Ways to Improve your Spanish Garden
When people who work in dull and monotonous jobs in drab grey towns dream of moving to Spain and making new lives for themselves in perfect homes in idyllic settings with houses in sunny and stunning surroundings, then they are probably picturing luxurious beachfront apartments for sale or property for sale on the Costa del Sol.
An important part of that dream house in Spain is most probably a beautiful garden in which to entertain friends and family, to top up that tan, or just to relax and enjoy the good life that the south of Spain is so famous for. Whatever the type of Spanish home you’ve got in mind, be it a property for sale on the Costa del Sol or villas for sale in Marbella, a garden can make it all the more comfortable and cosy, and making the most of your garden is as important as the interior design of your new home.
Inspiration & Ideas
For those looking for ideas or places to start planning their new Elysian Fields, Andalusia is not without a generous selection of pretty and picture-perfect public gardens to be visited. As might be expected by anyone who knows something about the history of the region, Andalusian gardens are predominantly Moorish in their design owed to the hundreds of years that the Islamic Moors ruled in Spain.
A good starting point for those based on the Costa del Sol could be having a look around Malaga’s fine gardens such as the Jardín Botánico de la Concepción, which is a garden and forest of historical importance not far from Malaga’s centre. The garden features a range of different plant species and palm trees from far and wide and has been recognized as an Item of Cultural interest.
An atmosphere of opulence and grandeur can be felt on a visit to Granada’s Generalife, the gardens connected to the Alhambra Palace. While it might be almost impossible to recreate anything on the scale of these gardens with their systems of fountains and irrigation, mosaic pathways and clipped cypress hedges, creative and resourceful gardeners will be able to draw from the Generalife and its patterns, colours and use of foliage.
For anyone looking to improve a courtyard area, or even brightening up a garden wall, Cordoba could be a good place to take a look around. The Patios of Cordoba are UNESCO-listed for their unique community charm. These patios show how tastefully courtyard areas can be brought to life with the use of potted and hanging plants and flowers. In May of every year there is also a festival in Cordoba featuring a competition for the best kept patio. In Cordoba it’s also worth visiting the Viana Palace with its gorgeous arrangements of gardens and patios dating back to the 17th century.

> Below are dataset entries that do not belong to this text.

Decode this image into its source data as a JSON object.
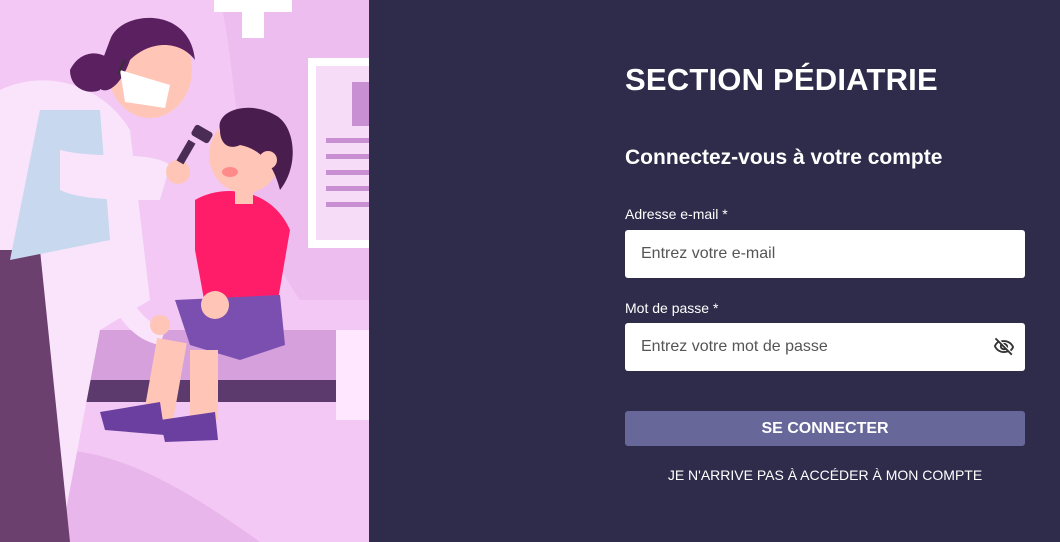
{
  "section_title": "SECTION PÉDIATRIE",
  "form": {
    "heading": "Connectez-vous à votre compte",
    "email": {
      "label": "Adresse e-mail *",
      "placeholder": "Entrez votre e-mail",
      "value": ""
    },
    "password": {
      "label": "Mot de passe *",
      "placeholder": "Entrez votre mot de passe",
      "value": "",
      "visibility_icon": "eye-off-icon"
    },
    "submit_label": "SE CONNECTER",
    "help_link": "JE N'ARRIVE PAS À ACCÉDER À MON COMPTE"
  },
  "illustration": {
    "subject": "doctor examining child with otoscope",
    "icons": [
      "medical-cross-icon",
      "otoscope-icon"
    ]
  },
  "colors": {
    "panel_background": "#2e2c4a",
    "button": "#67679a",
    "illustration_background": "#f3c8f4"
  }
}
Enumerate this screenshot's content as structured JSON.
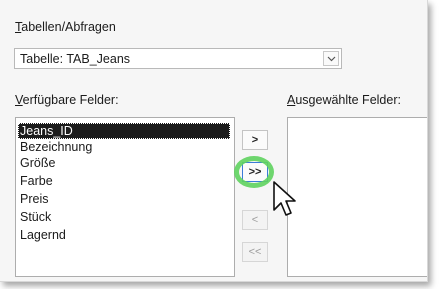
{
  "tables_label": {
    "accel": "T",
    "rest": "abellen/Abfragen"
  },
  "table_select": {
    "value": "Tabelle: TAB_Jeans"
  },
  "available_label": {
    "accel": "V",
    "rest": "erfügbare Felder:"
  },
  "selected_label": {
    "accel": "A",
    "rest": "usgewählte Felder:"
  },
  "available_fields": [
    "Jeans_ID",
    "Bezeichnung",
    "Größe",
    "Farbe",
    "Preis",
    "Stück",
    "Lagernd"
  ],
  "selected_fields": [],
  "buttons": {
    "add": ">",
    "add_all": ">>",
    "remove": "<",
    "remove_all": "<<"
  },
  "colors": {
    "highlight_ring": "#5fd35f",
    "selection_bg": "#1c1c1c",
    "focus_border": "#3b7bd8"
  }
}
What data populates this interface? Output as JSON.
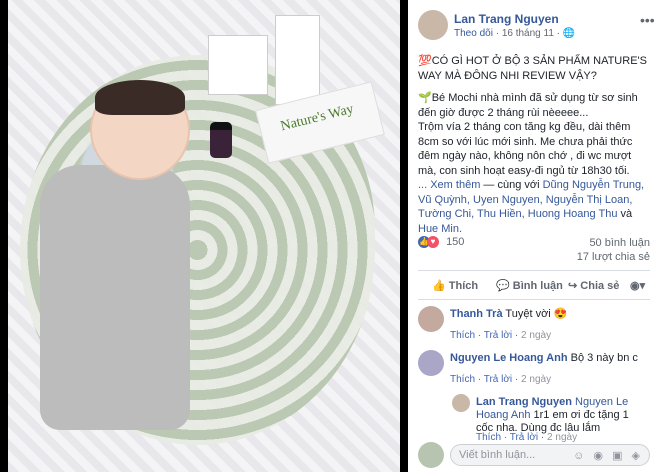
{
  "author": {
    "name": "Lan Trang Nguyen",
    "follow": "Theo dõi",
    "time": "16 tháng 11",
    "more": "•••"
  },
  "post": {
    "line1": "💯CÓ GÌ HOT Ở BỘ 3 SẢN PHẨM NATURE'S WAY MÀ ĐÔNG NHI REVIEW VẬY?",
    "line2": "🌱Bé Mochi nhà mình đã sử dụng từ sơ sinh đến giờ được 2 tháng rùi nèeeee...",
    "line3": "Trộm vía 2 tháng con tăng kg đều, dài thêm 8cm so với lúc mới sinh. Me chưa phải thức đêm ngày nào, không nôn chớ , đi wc mượt mà, con sinh hoạt easy-đi ngủ từ 18h30 tối.",
    "see_more": "... Xem thêm",
    "with_prefix": "— cùng với",
    "tags": "Dũng Nguyễn Trung, Vũ Quỳnh, Uyen Nguyen, Nguyễn Thị Loan, Tường Chi, Thu Hiền, Huong Hoang Thu",
    "and": "và",
    "last_tag": "Hue Min."
  },
  "stats": {
    "reactions": "150",
    "comments": "50 bình luận",
    "shares": "17 lượt chia sẻ"
  },
  "actions": {
    "like": "Thích",
    "comment": "Bình luận",
    "share": "Chia sẻ"
  },
  "comments": [
    {
      "name": "Thanh Trà",
      "text": "Tuyệt vời 😍",
      "like": "Thích",
      "reply": "Trả lời",
      "time": "2 ngày"
    },
    {
      "name": "Nguyen Le Hoang Anh",
      "text": "Bộ 3 này bn c",
      "like": "Thích",
      "reply": "Trả lời",
      "time": "2 ngày"
    },
    {
      "name": "Lan Trang Nguyen",
      "mention": "Nguyen Le Hoang Anh",
      "text": "1r1 em ơi đc tặng 1 cốc nha. Dùng đc lâu lắm",
      "like": "Thích",
      "reply": "Trả lời",
      "time": "2 ngày"
    }
  ],
  "compose": {
    "placeholder": "Viết bình luận...",
    "icons": "☺ ◉ ▣ ◈"
  },
  "photo": {
    "brand_text": "Nature's Way"
  },
  "colors": {
    "link": "#365899",
    "like_icon": "#4267b2",
    "heart_icon": "#f25268"
  }
}
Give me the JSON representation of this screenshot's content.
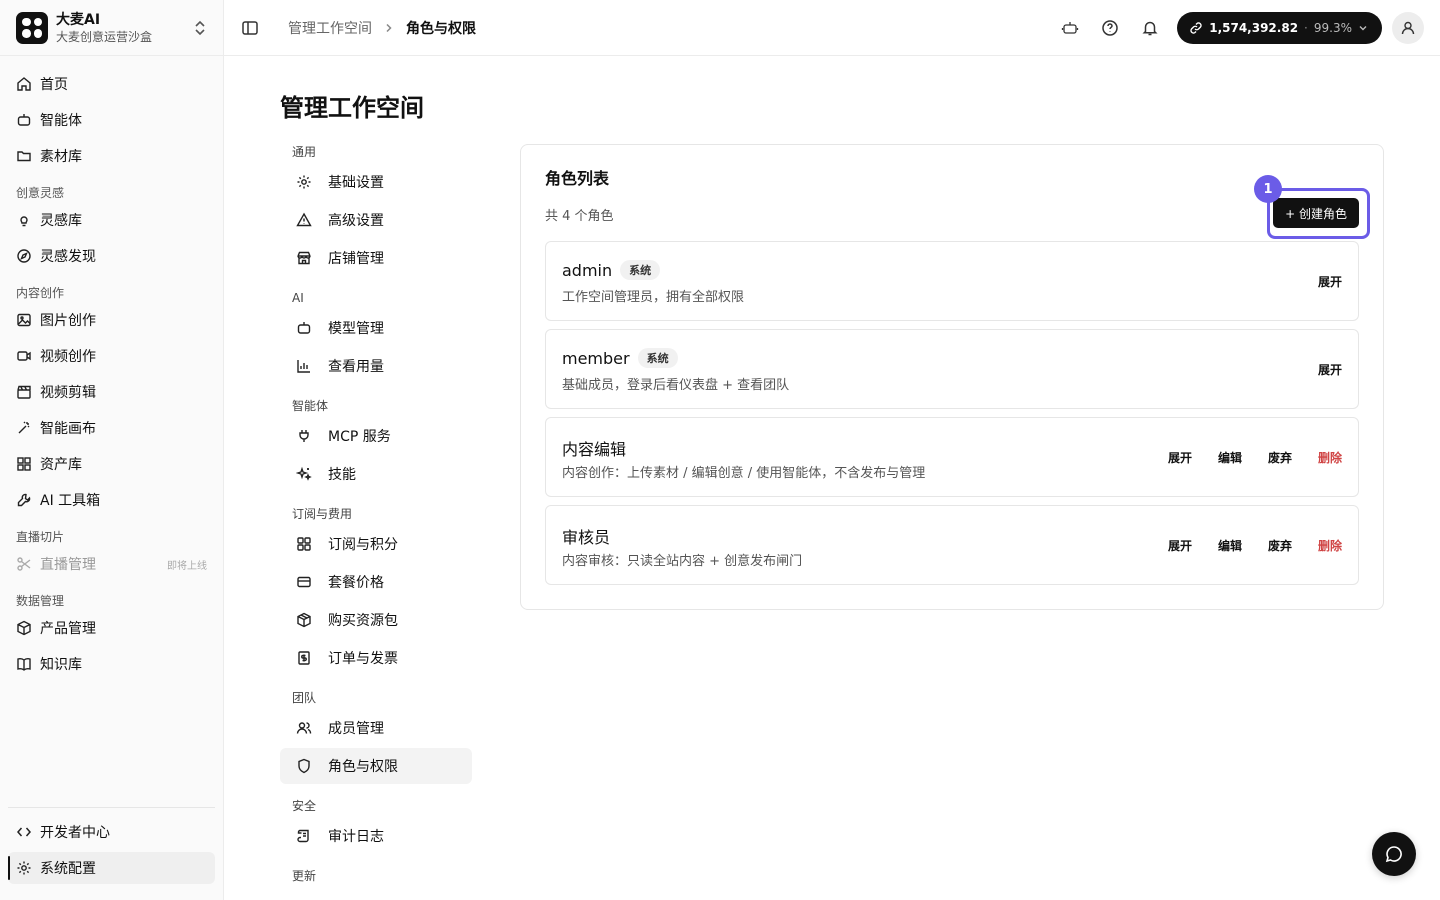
{
  "brand": {
    "name": "大麦AI",
    "subtitle": "大麦创意运营沙盒"
  },
  "sidebar": {
    "items": [
      {
        "label": "首页",
        "icon": "home-icon"
      },
      {
        "label": "智能体",
        "icon": "bot-icon"
      },
      {
        "label": "素材库",
        "icon": "folder-icon"
      }
    ],
    "section_inspiration": "创意灵感",
    "inspiration_items": [
      {
        "label": "灵感库",
        "icon": "lightbulb-icon"
      },
      {
        "label": "灵感发现",
        "icon": "compass-icon"
      }
    ],
    "section_content": "内容创作",
    "content_items": [
      {
        "label": "图片创作",
        "icon": "image-icon"
      },
      {
        "label": "视频创作",
        "icon": "video-icon"
      },
      {
        "label": "视频剪辑",
        "icon": "clapper-icon"
      },
      {
        "label": "智能画布",
        "icon": "wand-icon"
      },
      {
        "label": "资产库",
        "icon": "grid-icon"
      },
      {
        "label": "AI 工具箱",
        "icon": "wrench-icon"
      }
    ],
    "section_live": "直播切片",
    "live_items": [
      {
        "label": "直播管理",
        "icon": "scissors-icon",
        "badge": "即将上线"
      }
    ],
    "section_data": "数据管理",
    "data_items": [
      {
        "label": "产品管理",
        "icon": "box-icon"
      },
      {
        "label": "知识库",
        "icon": "book-icon"
      }
    ],
    "bottom_items": [
      {
        "label": "开发者中心",
        "icon": "code-icon"
      },
      {
        "label": "系统配置",
        "icon": "gear-icon"
      }
    ]
  },
  "topbar": {
    "breadcrumb": [
      "管理工作空间",
      "角色与权限"
    ],
    "credits": {
      "value": "1,574,392.82",
      "percent": "99.3%"
    }
  },
  "page": {
    "title": "管理工作空间"
  },
  "subnav": {
    "general": {
      "title": "通用",
      "items": [
        "基础设置",
        "高级设置",
        "店铺管理"
      ]
    },
    "ai": {
      "title": "AI",
      "items": [
        "模型管理",
        "查看用量"
      ]
    },
    "agent": {
      "title": "智能体",
      "items": [
        "MCP 服务",
        "技能"
      ]
    },
    "billing": {
      "title": "订阅与费用",
      "items": [
        "订阅与积分",
        "套餐价格",
        "购买资源包",
        "订单与发票"
      ]
    },
    "team": {
      "title": "团队",
      "items": [
        "成员管理",
        "角色与权限"
      ]
    },
    "security": {
      "title": "安全",
      "items": [
        "审计日志"
      ]
    },
    "update": {
      "title": "更新"
    }
  },
  "roles": {
    "title": "角色列表",
    "count_text": "共 4 个角色",
    "create_label": "+ 创建角色",
    "highlight_badge": "1",
    "list": [
      {
        "name": "admin",
        "tag": "系统",
        "desc": "工作空间管理员，拥有全部权限",
        "actions": [
          "展开"
        ]
      },
      {
        "name": "member",
        "tag": "系统",
        "desc": "基础成员，登录后看仪表盘 + 查看团队",
        "actions": [
          "展开"
        ]
      },
      {
        "name": "内容编辑",
        "desc": "内容创作：上传素材 / 编辑创意 / 使用智能体，不含发布与管理",
        "actions": [
          "展开",
          "编辑",
          "废弃",
          "删除"
        ]
      },
      {
        "name": "审核员",
        "desc": "内容审核：只读全站内容 + 创意发布闸门",
        "actions": [
          "展开",
          "编辑",
          "废弃",
          "删除"
        ]
      }
    ]
  }
}
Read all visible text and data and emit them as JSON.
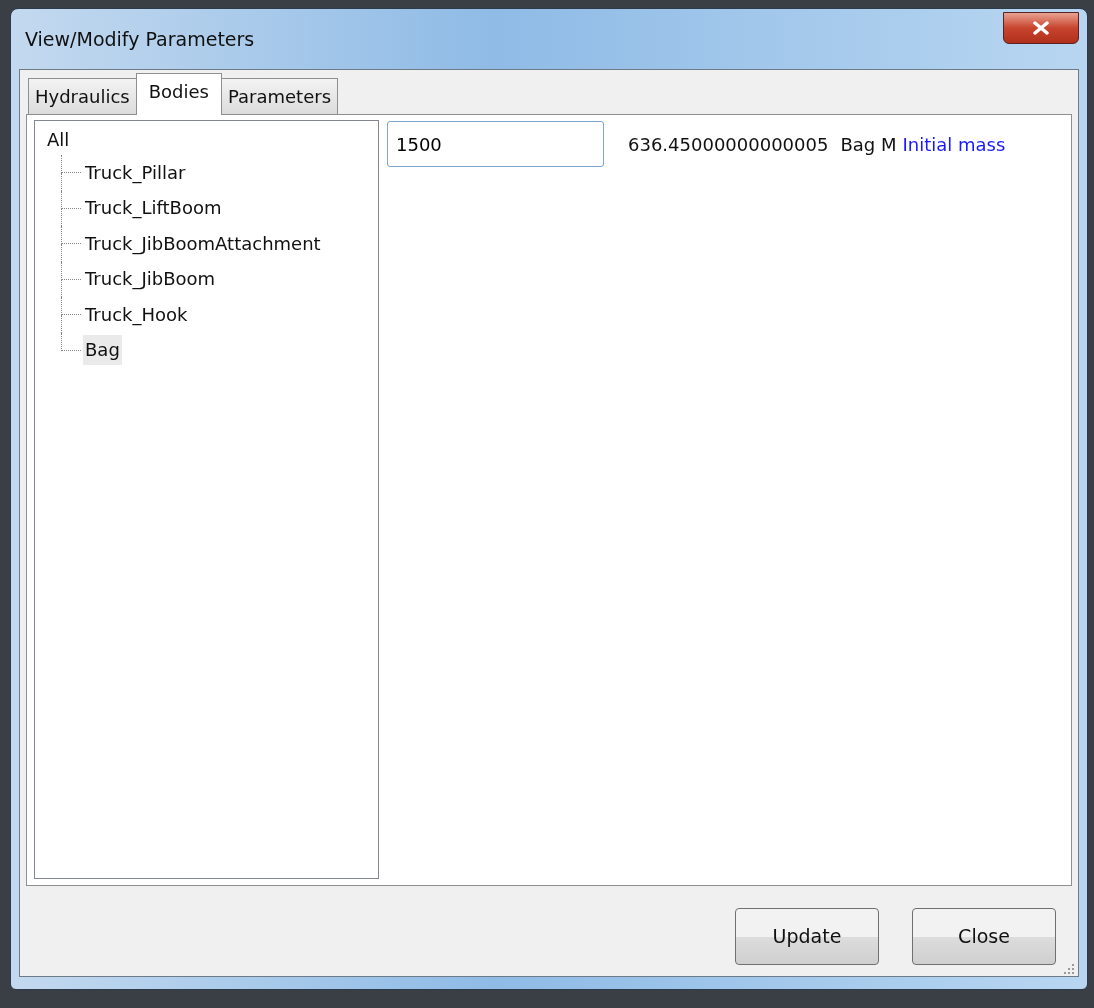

The Royal Alcazar of Seville, or Reales Alcázares, is another place of historical interest, and is visited regularly by the Spanish Royal family to this day. This site has seen Arabic, Mudejar, Renaissance and Baroque influences and the history can be felt though the range of styles in the gardens. The gardens include the Charles V garden, the Flower Courtyard, the Dance Garden, the English Garden and the Poets Garden. Gardening inspiration to be gotten from here, aside from the use of plants and arrangements, may be the wonderful fragrances from the different herbs and citrus fruits.
Conditions for gardening in Spain, and especially on the Mediterranean coast, would seem to be near perfect. Mild winters that make frost a rarity, warm summers and an abundance of sunshine are all great news for anyone that has green thumbs.
But for some reasons gardening may still be a slight challenge in this part of the world. Conditions within the region can be quite variable due to the landscape and geography creating many local micro-climates, so it is a good idea to check the particular conditions of your garden before you begin the planning stages.
Factors that can cause different micro-climates and affect growing conditions range from the latitude, to the proximity to the coast, to the soil and in the case of a slope, it is essential to know whether it is north- or south-facing. Sunshine and shade are also important factors that affect the chances of growing many plants.
There are some plants which can be found throughout Mediterranean regions that do not have too much difficulty growing. Bougainvillea, begonia, hibiscus, jasmine and oleander are among these common to southern Spain. The bright and vivid colours can do much to enliven a garden, even when contrasted with paler tones.
Cypress hedges are also found throughout the area and can be useful for edging borders with a clipped finish as one can see at the Generalife. Herbs can also be used for the same effect.
If the garden is warm enough all year round, then cacti and succulents like agave or aloe may be suitable if they complement the arrangement.
If you’re looking to find a beautiful garden in the south of Spain and a property for sale on the Costa del Sol or villas for sale In Marbella to go with it, the best place to start is with an experienced and reliable real estate agent. Europrestige are here to help you find the home of your dreams.